Graphene is an allotropic form of carbon with atoms arranged in a regular hexagonal pattern similar to graphite but in a one-atom thick sheet. Several potential applications for graphene are under development, including lightweight, thin, flexible, yet durable display screens, electric circuits, and solar cells, as well as various medical, chemical, and industrial processes enhanced or enabled by the use of new graphene materials. The most groundbreaking of them all is the production of graphene supercapacitors or electrochemical capacitors.
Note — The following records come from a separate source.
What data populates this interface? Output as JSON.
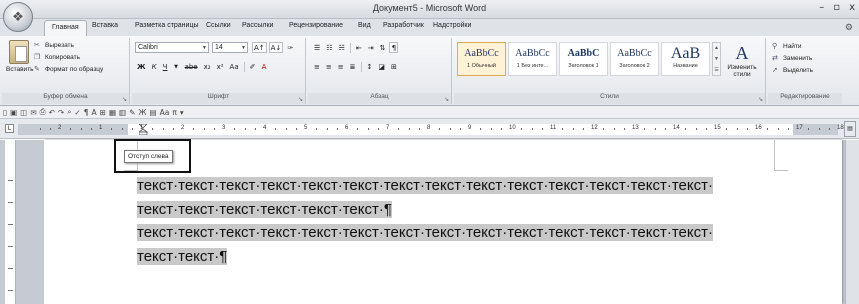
{
  "window": {
    "title": "Документ5 - Microsoft Word",
    "controls": [
      "–",
      "▫",
      "x"
    ]
  },
  "tabs": [
    {
      "label": "Главная",
      "active": true
    },
    {
      "label": "Вставка"
    },
    {
      "label": "Разметка страницы"
    },
    {
      "label": "Ссылки"
    },
    {
      "label": "Рассылки"
    },
    {
      "label": "Рецензирование"
    },
    {
      "label": "Вид"
    },
    {
      "label": "Разработчик"
    },
    {
      "label": "Надстройки"
    }
  ],
  "ribbon": {
    "clipboard": {
      "paste_label": "Вставить",
      "cut_label": "Вырезать",
      "copy_label": "Копировать",
      "format_painter_label": "Формат по образцу",
      "group_label": "Буфер обмена"
    },
    "font": {
      "font_name": "Calibri",
      "font_size": "14",
      "group_label": "Шрифт"
    },
    "paragraph": {
      "group_label": "Абзац"
    },
    "styles": {
      "items": [
        {
          "sample": "AaBbCc",
          "name": "1 Обычный",
          "selected": true
        },
        {
          "sample": "AaBbCc",
          "name": "1 Без инте..."
        },
        {
          "sample": "AaBbC",
          "name": "Заголовок 1"
        },
        {
          "sample": "AaBbCc",
          "name": "Заголовок 2"
        },
        {
          "sample": "AaB",
          "name": "Название"
        }
      ],
      "change_styles_label": "Изменить стили",
      "group_label": "Стили"
    },
    "editing": {
      "find_label": "Найти",
      "replace_label": "Заменить",
      "select_label": "Выделить",
      "group_label": "Редактирование"
    }
  },
  "ruler": {
    "numbers": [
      "2",
      "1",
      "1",
      "2",
      "3",
      "4",
      "5",
      "6",
      "7",
      "8",
      "9",
      "10",
      "11",
      "12",
      "13",
      "14",
      "15",
      "16",
      "17",
      "18"
    ]
  },
  "tooltip": {
    "text": "Отступ слева"
  },
  "document": {
    "lines": [
      "текст·текст·текст·текст·текст·текст·текст·текст·текст·текст·текст·текст·текст·текст·",
      "текст·текст·текст·текст·текст·текст·¶",
      "текст·текст·текст·текст·текст·текст·текст·текст·текст·текст·текст·текст·текст·текст·",
      "текст·текст·¶"
    ]
  }
}
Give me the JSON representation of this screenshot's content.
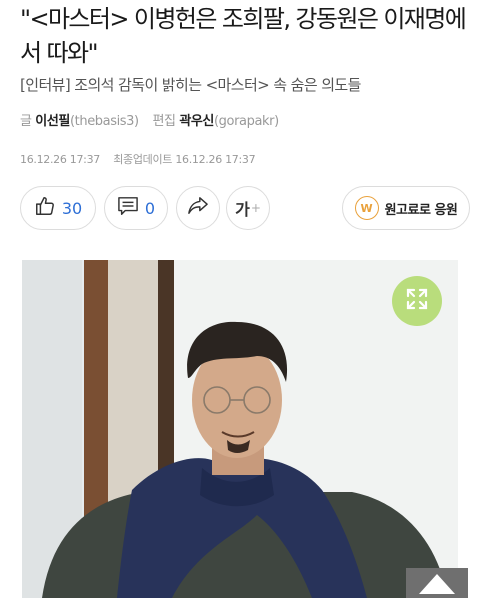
{
  "article": {
    "title": "\"<마스터> 이병헌은 조희팔, 강동원은 이재명에서 따와\"",
    "subtitle": "[인터뷰] 조의석 감독이 밝히는 <마스터> 속 숨은 의도들",
    "byline": {
      "writer_prefix": "글",
      "writer_name": "이선필",
      "writer_id": "(thebasis3)",
      "editor_prefix": "편집",
      "editor_name": "곽우신",
      "editor_id": "(gorapakr)"
    },
    "dates": {
      "published": "16.12.26 17:37",
      "updated_label": "최종업데이트",
      "updated": "16.12.26 17:37"
    }
  },
  "actions": {
    "like_count": "30",
    "comment_count": "0",
    "font_label": "가",
    "font_plus": "+",
    "support_label": "원고료로 응원",
    "support_icon_letter": "W"
  },
  "colors": {
    "count_blue": "#2e6fd6",
    "expand_green": "#b9dd7c",
    "support_orange": "#e9a13b"
  },
  "icons": [
    "thumbs-up-icon",
    "comment-icon",
    "share-icon",
    "expand-icon",
    "arrow-up-icon"
  ]
}
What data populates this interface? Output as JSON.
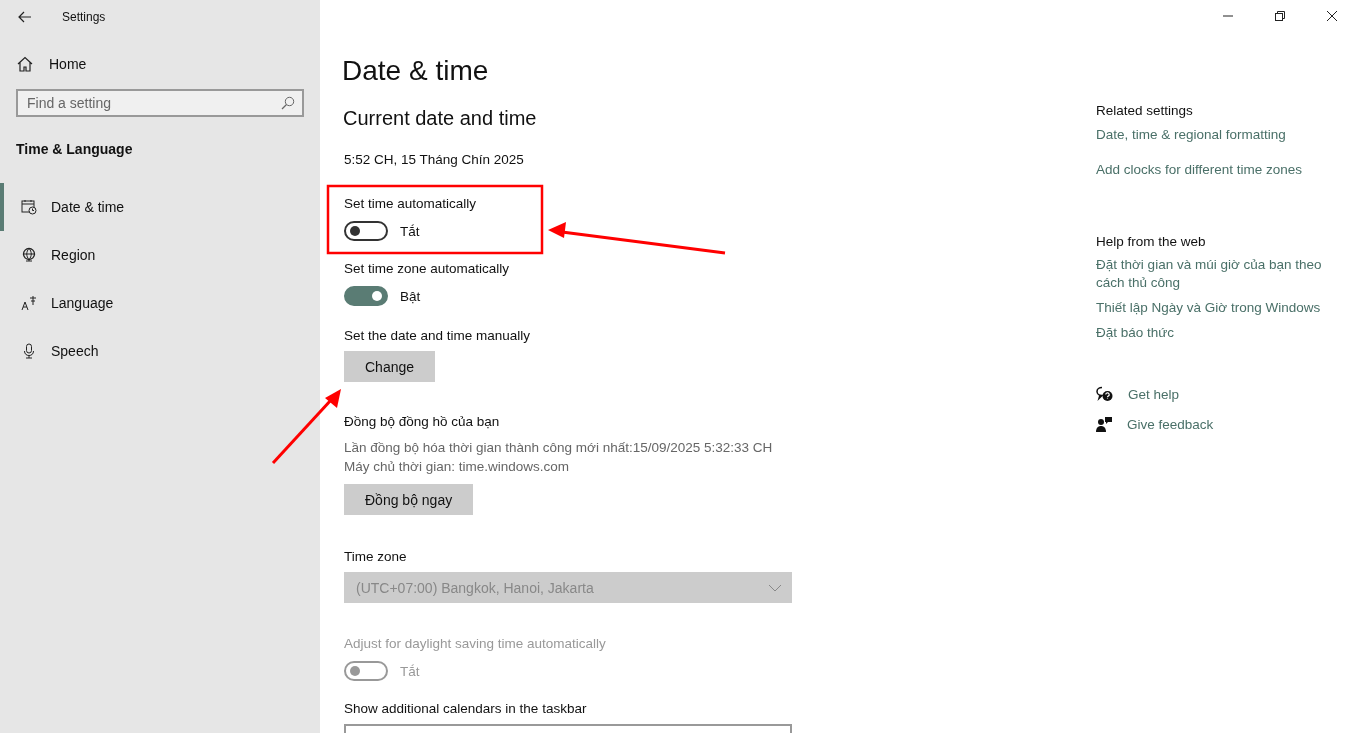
{
  "window": {
    "title": "Settings"
  },
  "sidebar": {
    "home": "Home",
    "search": {
      "placeholder": "Find a setting"
    },
    "section_title": "Time & Language",
    "items": [
      {
        "label": "Date & time",
        "selected": true
      },
      {
        "label": "Region",
        "selected": false
      },
      {
        "label": "Language",
        "selected": false
      },
      {
        "label": "Speech",
        "selected": false
      }
    ]
  },
  "main": {
    "title": "Date & time",
    "subtitle": "Current date and time",
    "current_datetime": "5:52 CH, 15 Tháng Chín 2025",
    "settings": [
      {
        "kind": "toggle",
        "label": "Set time automatically",
        "on": false,
        "state_text": "Tắt",
        "disabled": false
      },
      {
        "kind": "toggle",
        "label": "Set time zone automatically",
        "on": true,
        "state_text": "Bật",
        "disabled": false
      },
      {
        "kind": "button",
        "label": "Set the date and time manually",
        "button": "Change"
      },
      {
        "kind": "sync",
        "label": "Đồng bộ đồng hồ của bạn",
        "lines": [
          "Lần đồng bộ hóa thời gian thành công mới nhất:15/09/2025 5:32:33 CH",
          "Máy chủ thời gian: time.windows.com"
        ],
        "button": "Đồng bộ ngay"
      },
      {
        "kind": "dropdown",
        "label": "Time zone",
        "value": "(UTC+07:00) Bangkok, Hanoi, Jakarta",
        "disabled": true
      },
      {
        "kind": "toggle",
        "label": "Adjust for daylight saving time automatically",
        "on": false,
        "state_text": "Tắt",
        "disabled": true
      },
      {
        "kind": "dropdown",
        "label": "Show additional calendars in the taskbar",
        "disabled": false
      }
    ]
  },
  "related": {
    "heading": "Related settings",
    "links": [
      "Date, time & regional formatting",
      "Add clocks for different time zones"
    ]
  },
  "help": {
    "heading": "Help from the web",
    "links": [
      "Đặt thời gian và múi giờ của bạn theo cách thủ công",
      "Thiết lập Ngày và Giờ trong Windows",
      "Đặt báo thức"
    ]
  },
  "actions": [
    {
      "kind": "help",
      "label": "Get help"
    },
    {
      "kind": "feedback",
      "label": "Give feedback"
    }
  ]
}
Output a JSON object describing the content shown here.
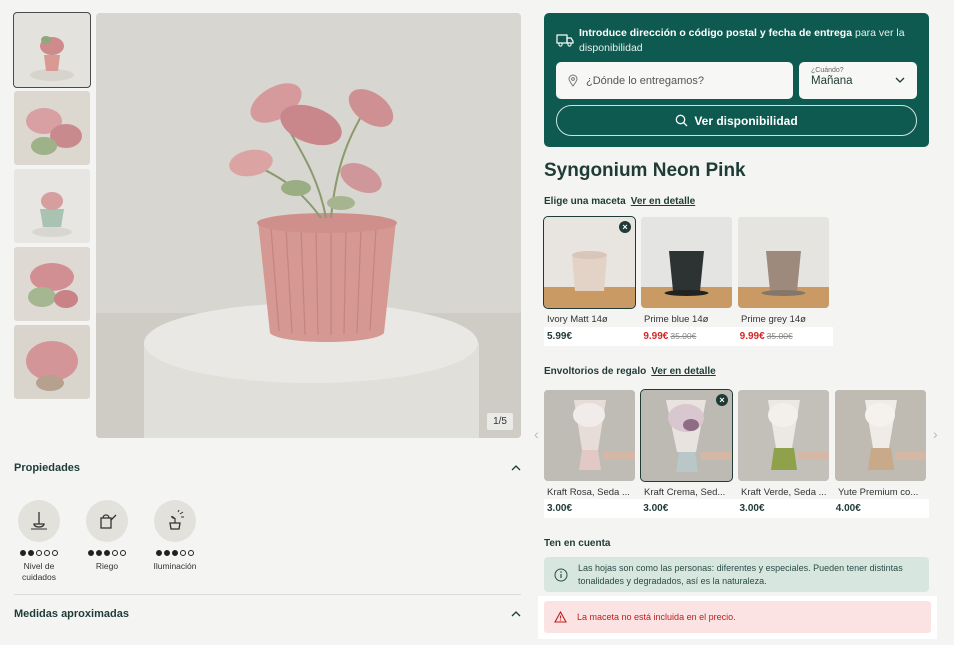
{
  "gallery": {
    "counter": "1/5",
    "thumbnails": [
      "thumb-1",
      "thumb-2",
      "thumb-3",
      "thumb-4",
      "thumb-5"
    ]
  },
  "delivery": {
    "intro_bold": "Introduce dirección o código postal y fecha de entrega",
    "intro_rest": " para ver la disponibilidad",
    "address_placeholder": "¿Dónde lo entregamos?",
    "when_label": "¿Cuándo?",
    "when_value": "Mañana",
    "check_button": "Ver disponibilidad"
  },
  "product": {
    "title": "Syngonium Neon Pink"
  },
  "pots": {
    "heading": "Elige una maceta",
    "link": "Ver en detalle",
    "items": [
      {
        "name": "Ivory Matt 14ø",
        "price": "5.99€",
        "old_price": "",
        "selected": true
      },
      {
        "name": "Prime blue 14ø",
        "price": "9.99€",
        "old_price": "35.00€",
        "selected": false
      },
      {
        "name": "Prime grey 14ø",
        "price": "9.99€",
        "old_price": "35.00€",
        "selected": false
      }
    ]
  },
  "wraps": {
    "heading": "Envoltorios de regalo",
    "link": "Ver en detalle",
    "items": [
      {
        "name": "Kraft Rosa, Seda ...",
        "price": "3.00€"
      },
      {
        "name": "Kraft Crema, Sed...",
        "price": "3.00€"
      },
      {
        "name": "Kraft Verde, Seda ...",
        "price": "3.00€"
      },
      {
        "name": "Yute Premium co...",
        "price": "4.00€"
      }
    ]
  },
  "properties": {
    "heading": "Propiedades",
    "items": [
      {
        "label": "Nivel de cuidados",
        "level": 2,
        "max": 5,
        "icon": "shovel-icon"
      },
      {
        "label": "Riego",
        "level": 3,
        "max": 5,
        "icon": "watering-can-icon"
      },
      {
        "label": "Iluminación",
        "level": 3,
        "max": 5,
        "icon": "sun-plant-icon"
      }
    ]
  },
  "measures": {
    "heading": "Medidas aproximadas"
  },
  "notes": {
    "heading": "Ten en cuenta",
    "info": "Las hojas son como las personas: diferentes y especiales. Pueden tener distintas tonalidades y degradados, así es la naturaleza.",
    "warning": "La maceta no está incluida en el precio."
  },
  "colors": {
    "brand": "#0e5a50",
    "sale": "#d12828",
    "warning_bg": "#fbe3e3",
    "info_bg": "#d7e7e0"
  }
}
Researchers claim to have found a way to increase the energy density and turn supercapacitors into a viable alternative for batteries by using electrodes built from graphene, which has shown superior mechanical and electrical properties in the past excellent and apparently revealed electrochemical attributes under high mechanical stress.
Current research suggests that the graphene supercapacitors hold just about as much charge as a normal battery, but they come with a feature that could transform the way gadgets and other battery-driven products such as electric cars and smartphones are used. These are charged and supercapacitors can be discharged a hundred to a thousand times faster than regular batteries.
Metal Oxide-Graphene Composites and Electrochemical Studies is a project led by Umesh Ediga, a Ph.D. scholar in the Department of Chemistry, IIT Madras to tap into the huge potential of the graphene composites. If successful, this project will provide improved methods to modify the electrochemical properties of these compounds, and hence offer insights into their largely unexplored applications.
The primary objective is to study the capacitance of transition metal oxide graphene composites and improve their conductance and capacitance values, using cyclic voltometry, chrono-potentiometry, impedance spectroscopy and other methods. Umesh intends to calculate the specific capacitance and the ‘poison’ of the catalyst using electrocatalysis studies.
The inspiration for the project was his guide, Mr. G. Rangarao, says Umesh, who suggests the type of metal oxides to be prepared and the methods suitable for each type. Once the data is obtained, Umesh synthesizes the composites and uses X-ray diffraction to determine the particle size of the material. Brunauer-Emmett-Teller (BET) Surface Area Analysis and Thermo Gravimetric Analysis (TGA) and other tests are done on the compounds to get an idea of their chemical and physical properties and their variation with time and temperature, and also their stability. The electrochemical studies are done by Mr. Rajesh Khanna, his partner in the project, who also handles the making of working electrodes and simple calculations.
With an estimated budget of Rs. 5 lakhs, the equipment and other resources required for the project is provided by the labs in liT Madras and also by MNRI. Having a total duration of three and a half years, Umesh undertook this as his Ph.D. project a year and a half ago. So far, Nb 2 0 5 graphene composite has been prepared and tests are being conducted on the same. Plans for the future include preparation of NiCo 2 0 4, Co 3 0 4 and V 2 0 5 graphene composites and data collection and analysis of all the compounds. “What I want to achieve at the successful completion of this project is to come up with new methods to improve the material properties of these composites. This will in turn help increase the cycle life of capacitors and batteries,” Umesh says. On a national scale, similar research is done in IISc Bangalore and various other institutes in the country.
The major application of the research is that these compounds can be used to make supercapacitors which are expected to replace batteries in the future. These graphene supercapacitors could transform the technology landscape. While computing power roughly doubles every 18 months, battery technology is almost at a standstill. Supercapacitors, which suffer virtually zero degradation over 10,000 cycles or more, have been cited as a possible replacement for low-energy devices, such as smartphones. With their huge power density, supercapacitors could also revolutionize electric vehicles, where huge lithium-ion batteries struggle to strike a balance between mileage, acceleration, and longevity. It is an interesting fact that lithium-ion batteries have their capacity increased ten-fold just by the addition of graphene. Could graphene be that ‘wonder material’ the world has been waiting for ? Umesh and his team are at the cusp of finding out.
Umesh Ediga is a Ph.D. student at the Department of Chemistry and is guided by Prof G. Rangarao. A day scholar; he enjoys playing cricket and chess.